“His health bothers me more than the fact that he talks to other women”

I’ve been seeing this man for two years. We started out as friends with benefits. Last year it was just the two of us, no one else on either side. He still chats with other women, but says he hasn’t been intimate with any of them.

When he’s at my house, his phone is on silent and he keeps it face down most of the time. Not so long ago the phone was turned up and he got a call and then a text. He was asleep. I thought it was his pregnant daughter who needed something, but it was an ex-friend with benefits who wanted to know if he was coming.

It’s a problem. My other problem is his health. I knew he had COPD when we started seeing each other. It wasn’t bad then, but he’s still smoking. He had a bad flare-up, an urgent care visit was needed, so I took him in. On the way home he had such a bad bout of coughing that he passed out. Come and find out it wasn’t the first. He had several episodes, including one where he destroyed his car.

My late husband passed away from similar health issues. I had such a strong mental reaction to my boyfriend’s episode. His health bothers me more than the fact that he chats with other women, even though his behavior with these women is so disrespectful. I can’t and don’t want to watch another man I care about die like my husband did.

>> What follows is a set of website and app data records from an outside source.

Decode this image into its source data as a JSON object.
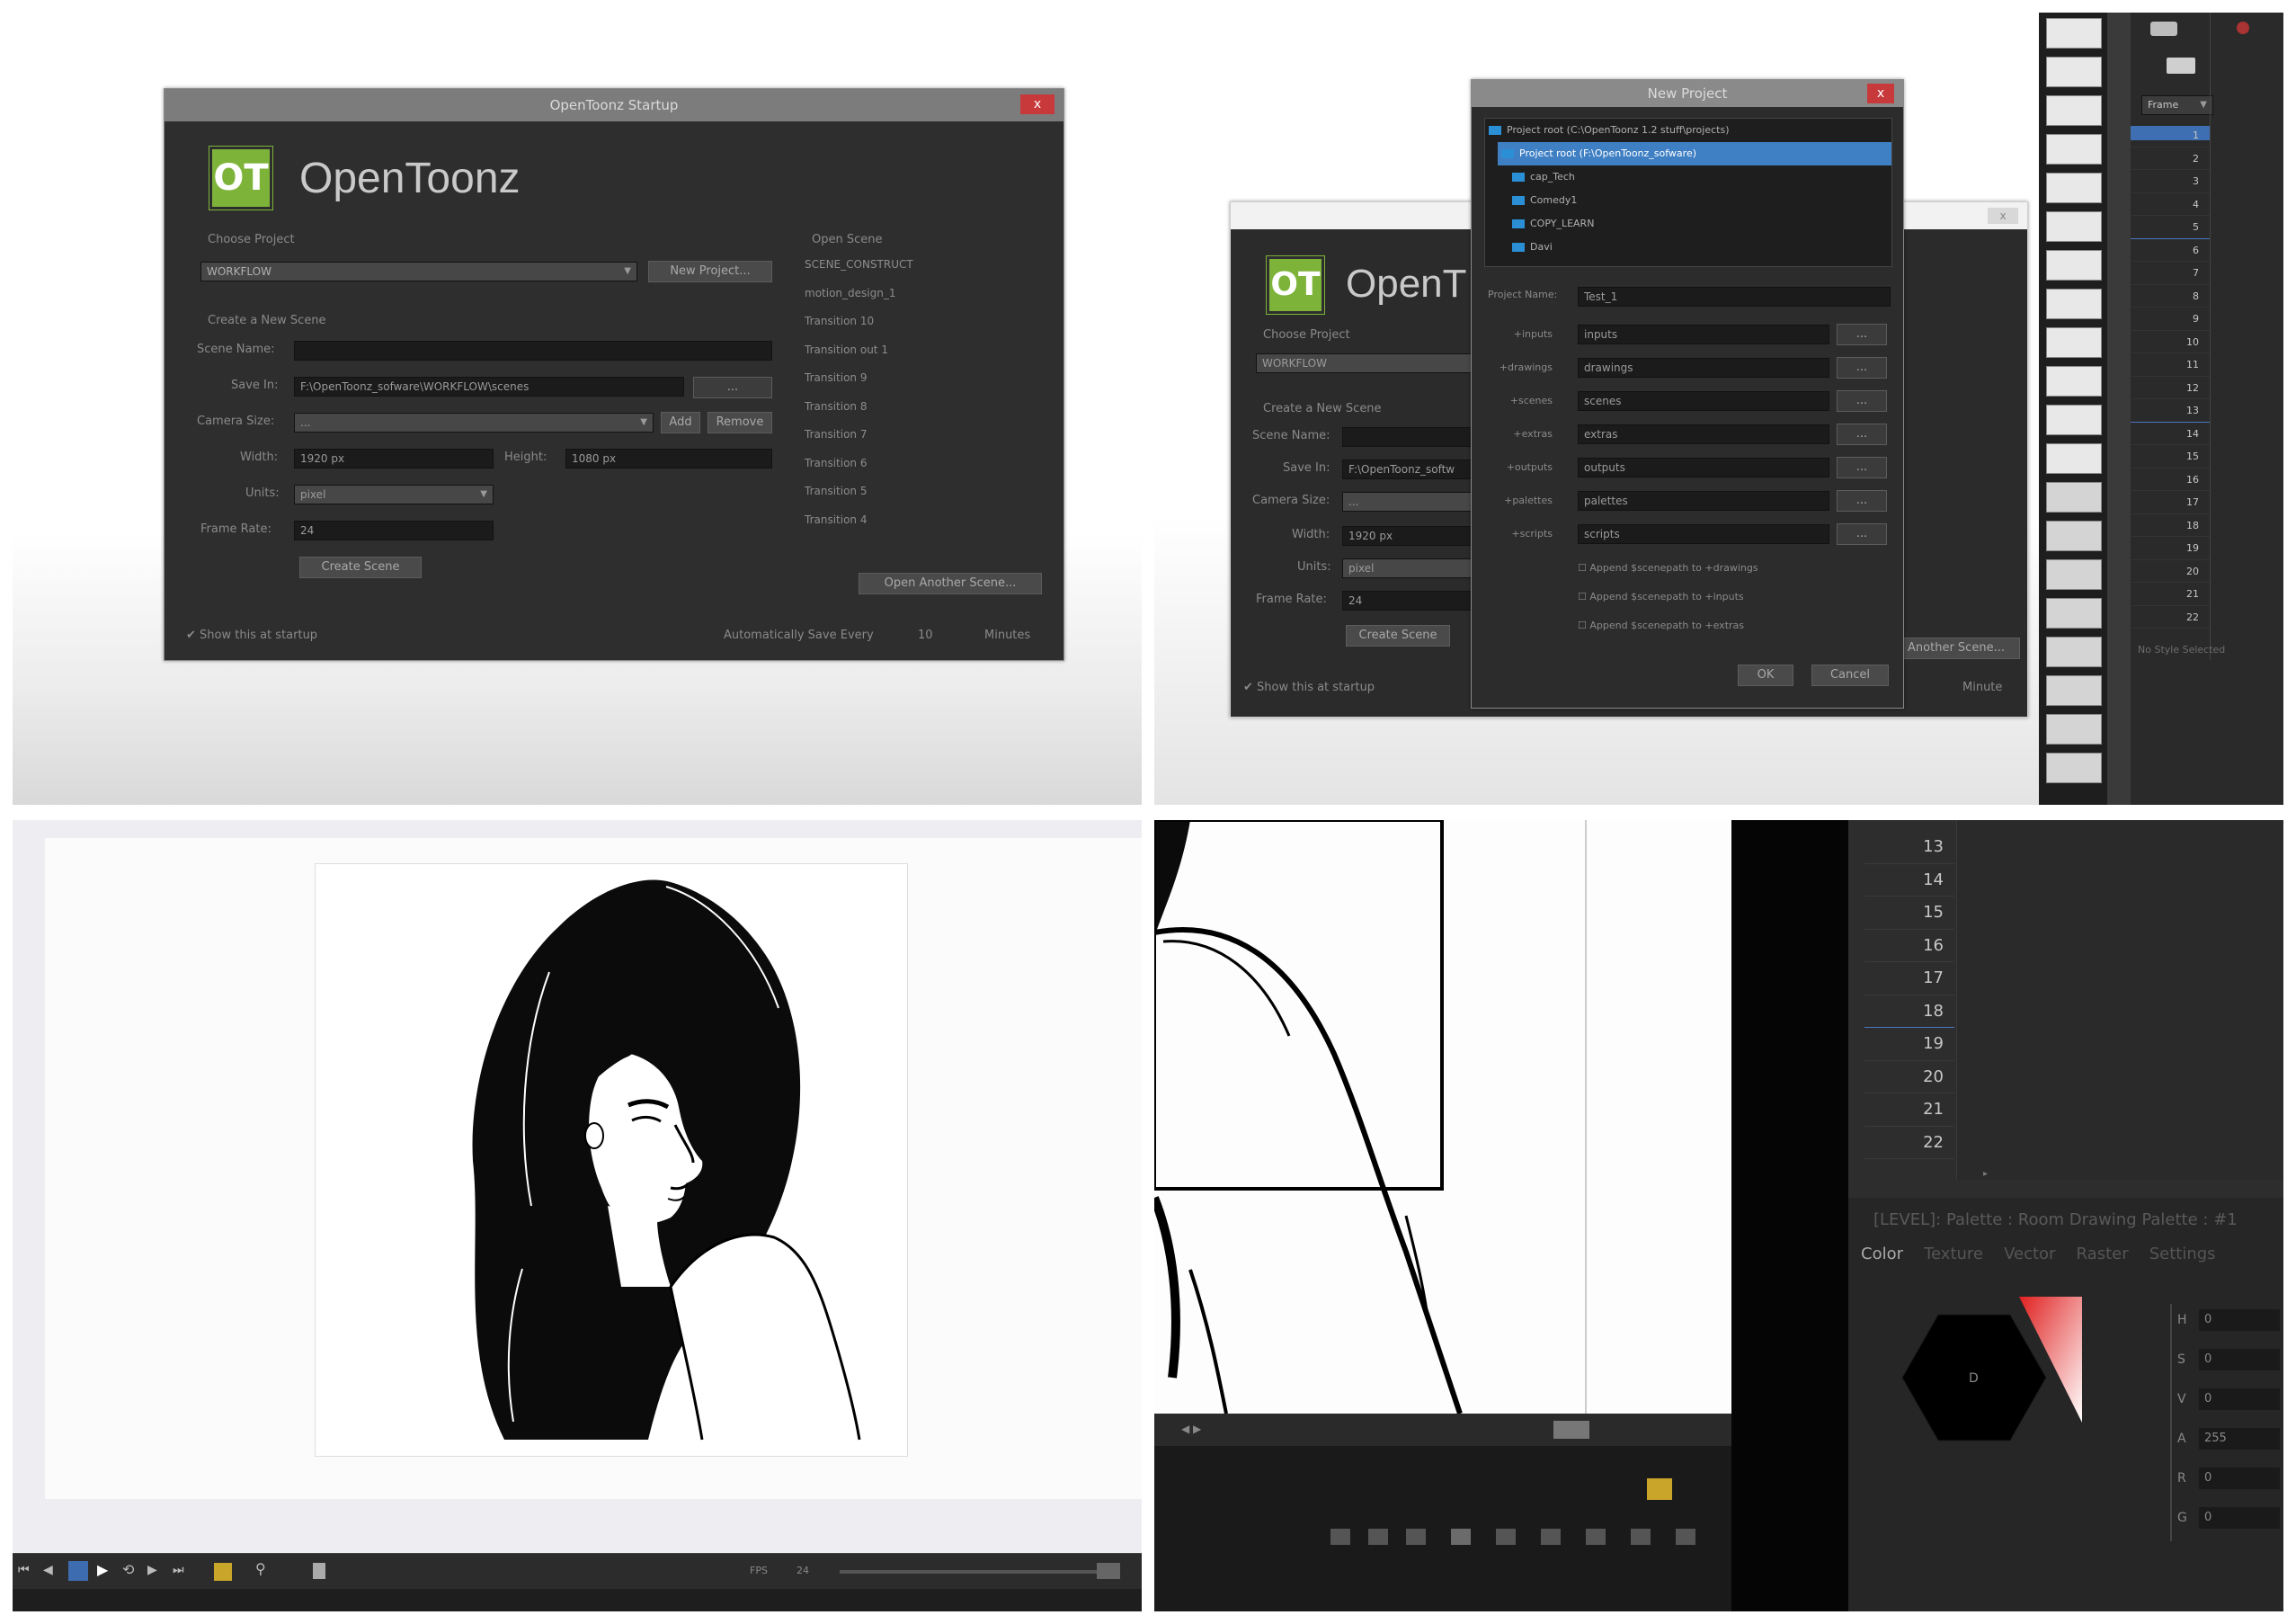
{
  "startup_dialog": {
    "title": "OpenToonz Startup",
    "close": "x",
    "logo_text": "OT",
    "brand": "OpenToonz",
    "choose_project_label": "Choose Project",
    "project_value": "WORKFLOW",
    "new_project_button": "New Project...",
    "create_scene_label": "Create a New Scene",
    "scene_name_label": "Scene Name:",
    "scene_name_value": "",
    "save_in_label": "Save In:",
    "save_in_value": "F:\\OpenToonz_sofware\\WORKFLOW\\scenes",
    "browse_button": "...",
    "camera_size_label": "Camera Size:",
    "camera_size_value": "...",
    "add_button": "Add",
    "remove_button": "Remove",
    "width_label": "Width:",
    "width_value": "1920 px",
    "height_label": "Height:",
    "height_value": "1080 px",
    "units_label": "Units:",
    "units_value": "pixel",
    "frame_rate_label": "Frame Rate:",
    "frame_rate_value": "24",
    "create_scene_button": "Create Scene",
    "open_scene_label": "Open Scene",
    "scenes": [
      "SCENE_CONSTRUCT",
      "motion_design_1",
      "Transition 10",
      "Transition out 1",
      "Transition 9",
      "Transition 8",
      "Transition 7",
      "Transition 6",
      "Transition 5",
      "Transition 4"
    ],
    "open_another_button": "Open Another Scene...",
    "show_at_startup": "Show this at startup",
    "autosave_label": "Automatically Save Every",
    "autosave_value": "10",
    "minutes_label": "Minutes"
  },
  "new_project_dialog": {
    "title": "New Project",
    "close": "x",
    "tree_items": [
      {
        "label": "Project root (C:\\OpenToonz 1.2 stuff\\projects)",
        "selected": false
      },
      {
        "label": "Project root (F:\\OpenToonz_sofware)",
        "selected": true
      },
      {
        "label": "cap_Tech",
        "selected": false
      },
      {
        "label": "Comedy1",
        "selected": false
      },
      {
        "label": "COPY_LEARN",
        "selected": false
      },
      {
        "label": "Davi",
        "selected": false
      }
    ],
    "project_name_label": "Project Name:",
    "project_name_value": "Test_1",
    "folders": [
      {
        "label": "+inputs",
        "value": "inputs"
      },
      {
        "label": "+drawings",
        "value": "drawings"
      },
      {
        "label": "+scenes",
        "value": "scenes"
      },
      {
        "label": "+extras",
        "value": "extras"
      },
      {
        "label": "+outputs",
        "value": "outputs"
      },
      {
        "label": "+palettes",
        "value": "palettes"
      },
      {
        "label": "+scripts",
        "value": "scripts"
      }
    ],
    "browse": "...",
    "append_options": [
      "Append $scenepath to +drawings",
      "Append $scenepath to +inputs",
      "Append $scenepath to +extras"
    ],
    "ok_button": "OK",
    "cancel_button": "Cancel"
  },
  "behind_startup": {
    "brand": "OpenT",
    "choose_project_label": "Choose Project",
    "project_value": "WORKFLOW",
    "create_scene_label": "Create a New Scene",
    "scene_name_label": "Scene Name:",
    "save_in_label": "Save In:",
    "save_in_value": "F:\\OpenToonz_softw",
    "camera_size_label": "Camera Size:",
    "camera_size_value": "...",
    "width_label": "Width:",
    "width_value": "1920 px",
    "units_label": "Units:",
    "units_value": "pixel",
    "frame_rate_label": "Frame Rate:",
    "frame_rate_value": "24",
    "create_scene_button": "Create Scene",
    "open_another_button": "Another Scene...",
    "show_at_startup": "Show this at startup",
    "minutes_label": "Minute"
  },
  "xsheet_right": {
    "frame_dropdown": "Frame",
    "frames": [
      "1",
      "2",
      "3",
      "4",
      "5",
      "6",
      "7",
      "8",
      "9",
      "10",
      "11",
      "12",
      "13",
      "14",
      "15",
      "16",
      "17",
      "18",
      "19",
      "20",
      "21",
      "22"
    ],
    "no_style": "No Style Selected"
  },
  "viewer_bottom": {
    "fps_label": "FPS",
    "fps_value": "24"
  },
  "closeup": {
    "frames": [
      "13",
      "14",
      "15",
      "16",
      "17",
      "18",
      "19",
      "20",
      "21",
      "22"
    ],
    "palette_title": "[LEVEL]: Palette : Room Drawing Palette : #1",
    "tabs": [
      "Color",
      "Texture",
      "Vector",
      "Raster",
      "Settings"
    ],
    "channels": [
      {
        "label": "H",
        "value": "0"
      },
      {
        "label": "S",
        "value": "0"
      },
      {
        "label": "V",
        "value": "0"
      },
      {
        "label": "A",
        "value": "255"
      },
      {
        "label": "R",
        "value": "0"
      },
      {
        "label": "G",
        "value": "0"
      }
    ],
    "wheel_center": "D",
    "accent_red": "#d62020",
    "tool_highlight": "#c9a52a"
  }
}
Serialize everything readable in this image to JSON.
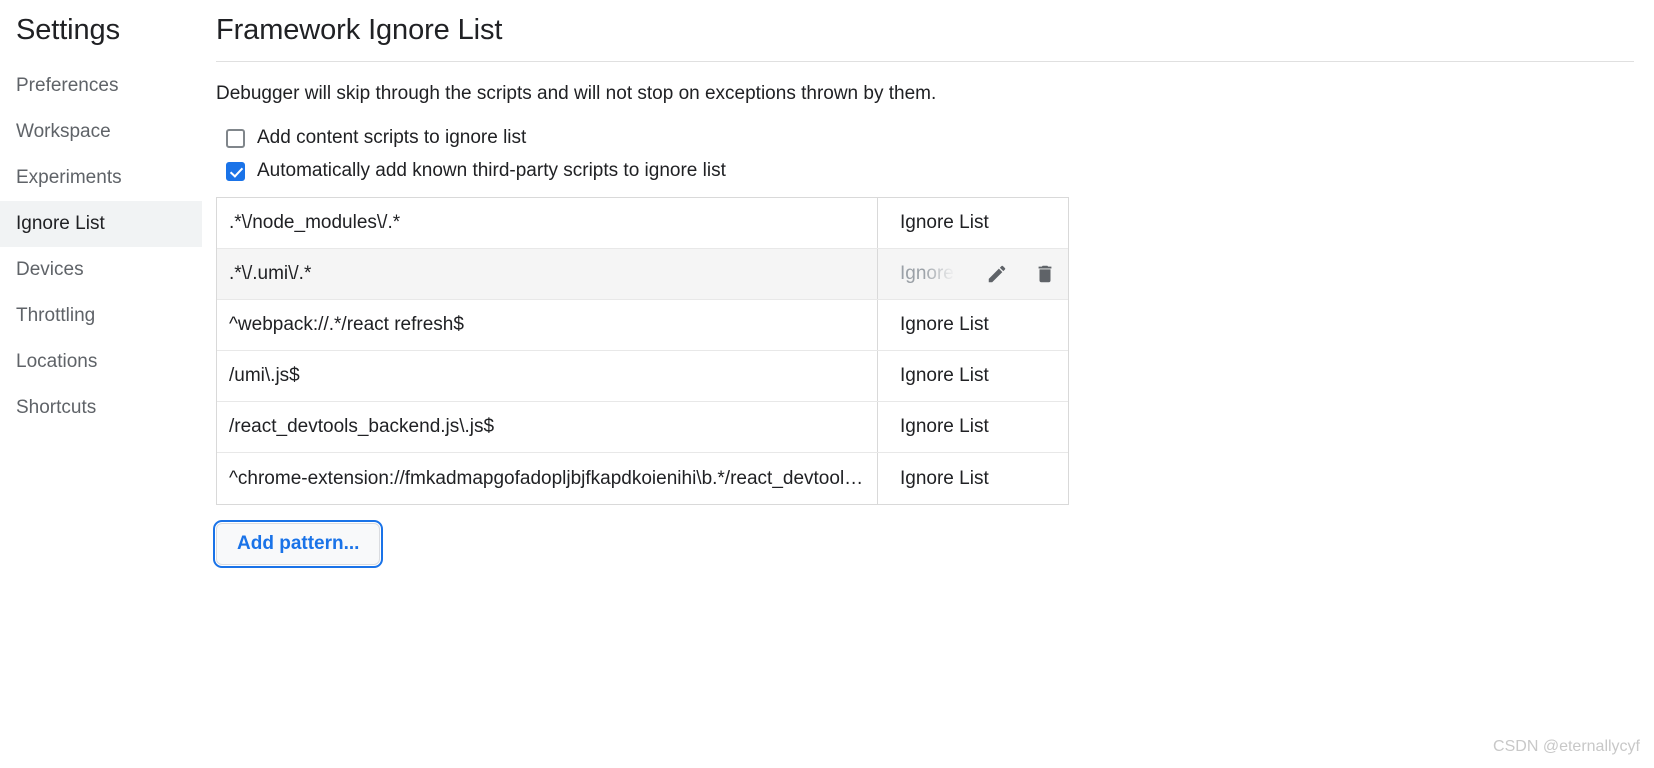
{
  "sidebar": {
    "title": "Settings",
    "items": [
      {
        "label": "Preferences",
        "selected": false
      },
      {
        "label": "Workspace",
        "selected": false
      },
      {
        "label": "Experiments",
        "selected": false
      },
      {
        "label": "Ignore List",
        "selected": true
      },
      {
        "label": "Devices",
        "selected": false
      },
      {
        "label": "Throttling",
        "selected": false
      },
      {
        "label": "Locations",
        "selected": false
      },
      {
        "label": "Shortcuts",
        "selected": false
      }
    ]
  },
  "main": {
    "title": "Framework Ignore List",
    "description": "Debugger will skip through the scripts and will not stop on exceptions thrown by them.",
    "checkboxes": [
      {
        "label": "Add content scripts to ignore list",
        "checked": false
      },
      {
        "label": "Automatically add known third-party scripts to ignore list",
        "checked": true
      }
    ],
    "table": {
      "rows": [
        {
          "pattern": ".*\\/node_modules\\/.*",
          "behavior": "Ignore List",
          "hovered": false
        },
        {
          "pattern": ".*\\/.umi\\/.*",
          "behavior": "Ignore List",
          "hovered": true
        },
        {
          "pattern": "^webpack://.*/react refresh$",
          "behavior": "Ignore List",
          "hovered": false
        },
        {
          "pattern": "/umi\\.js$",
          "behavior": "Ignore List",
          "hovered": false
        },
        {
          "pattern": "/react_devtools_backend.js\\.js$",
          "behavior": "Ignore List",
          "hovered": false
        },
        {
          "pattern": "^chrome-extension://fmkadmapgofadopljbjfkapdkoienihi\\b.*/react_devtools_backend.js$",
          "behavior": "Ignore List",
          "hovered": false
        }
      ],
      "actions": {
        "edit_label": "Edit",
        "delete_label": "Remove"
      }
    },
    "add_pattern_label": "Add pattern..."
  },
  "watermark": "CSDN @eternallycyf",
  "colors": {
    "accent": "#1a73e8",
    "selected_bg": "#f1f3f4",
    "hover_bg": "#f5f5f5",
    "text": "#202124",
    "muted_text": "#5f6368"
  }
}
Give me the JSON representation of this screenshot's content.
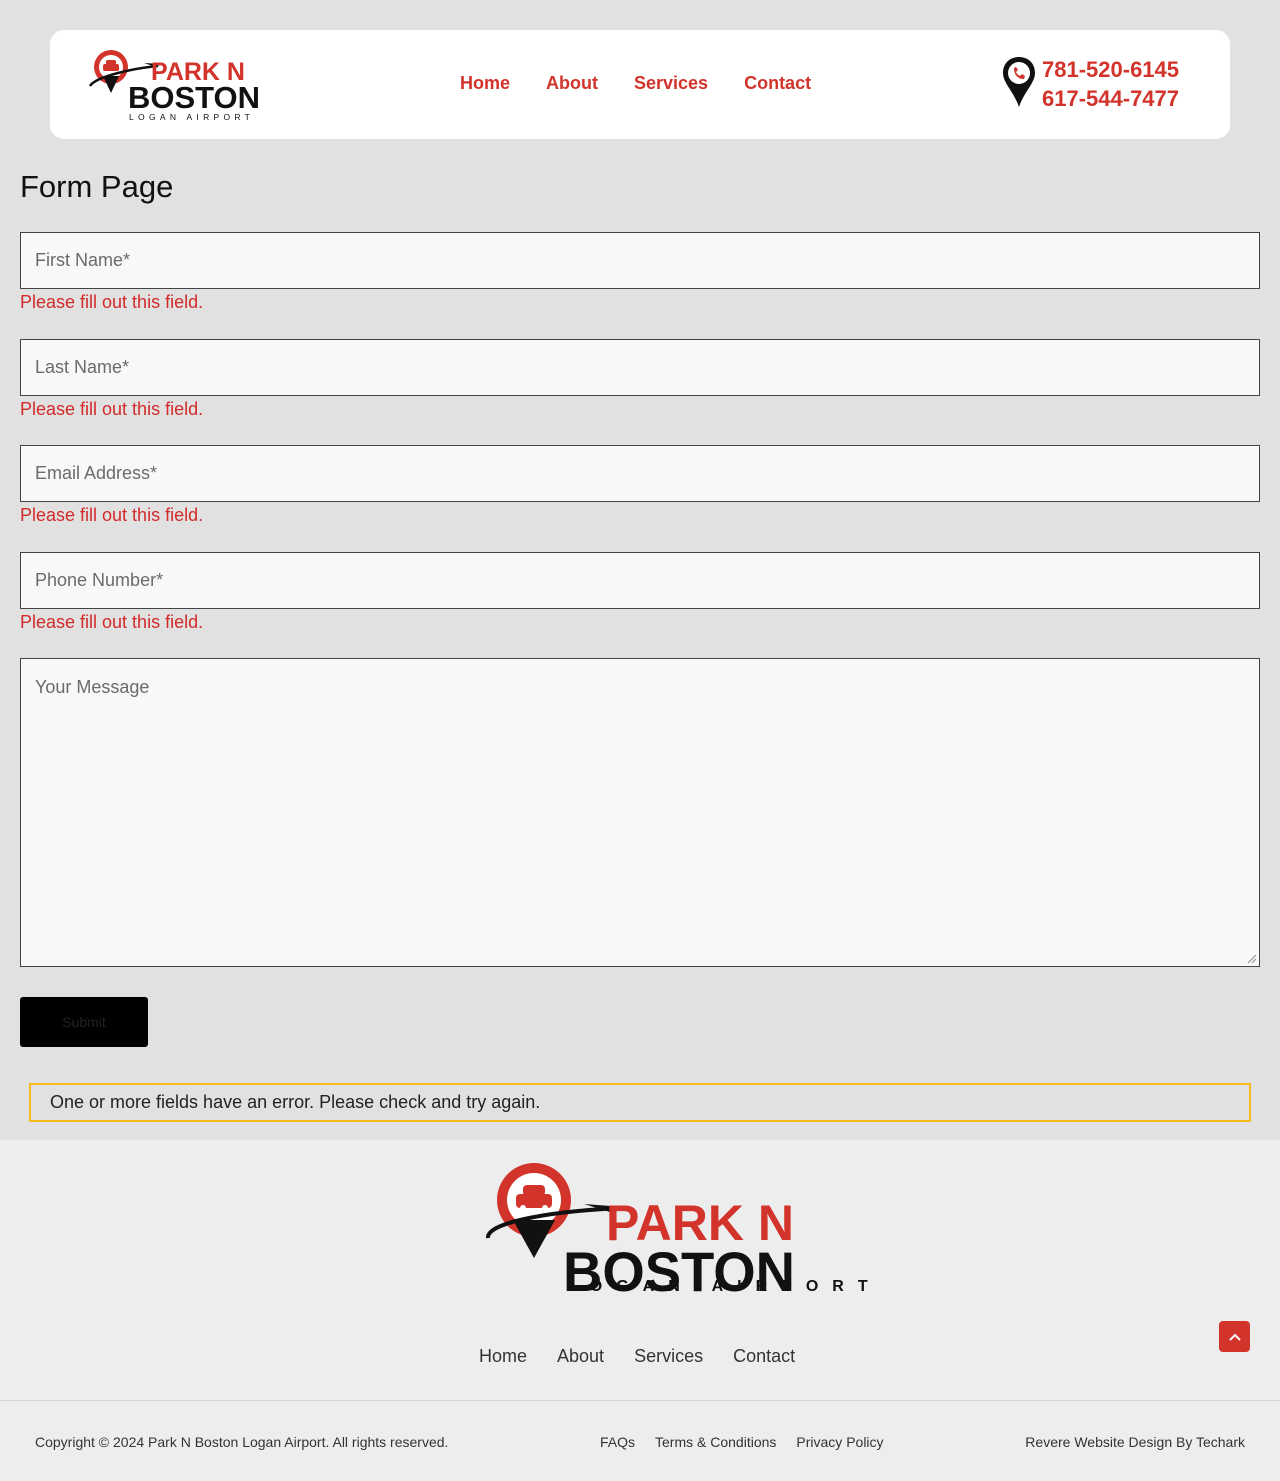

Should I cut and run like hell even though we’ve made plans for the future? We are both 60 years old, we are no longer young adults. I know the answer pretty well, maybe I just need an unbiased opinion.

– Course?

“…even though we have made plans for the future…”

Have you got?

It doesn’t look like you’re exclusive at this time. Does he plan to continue talking to other women? How does he explain this text?

I guess the two issues that bother you – women and her health – are deciding factors. Also, the problems aren’t mutually exclusive in your brain, and that’s okay.

It sounds like you don’t trust him to take care of himself or follow doctor’s orders (smoking, etc.). You are still dealing with the trauma of your loss, which complicates caregiving. On top of that, you take care of him while dealing with confusion about the status of the relationship. How does he see you? What kind of commitment does he want? You haven’t told us how he treats you, how he explains his behavior, or if he cares about your experience.

I think you know what you need. I guess you could be on board to care for someone you love, in a committed relationship, when that person does a good job of loving you back. That doesn’t seem to be happening here.


Readers? Should the writer of the letter stay? Goes? Why?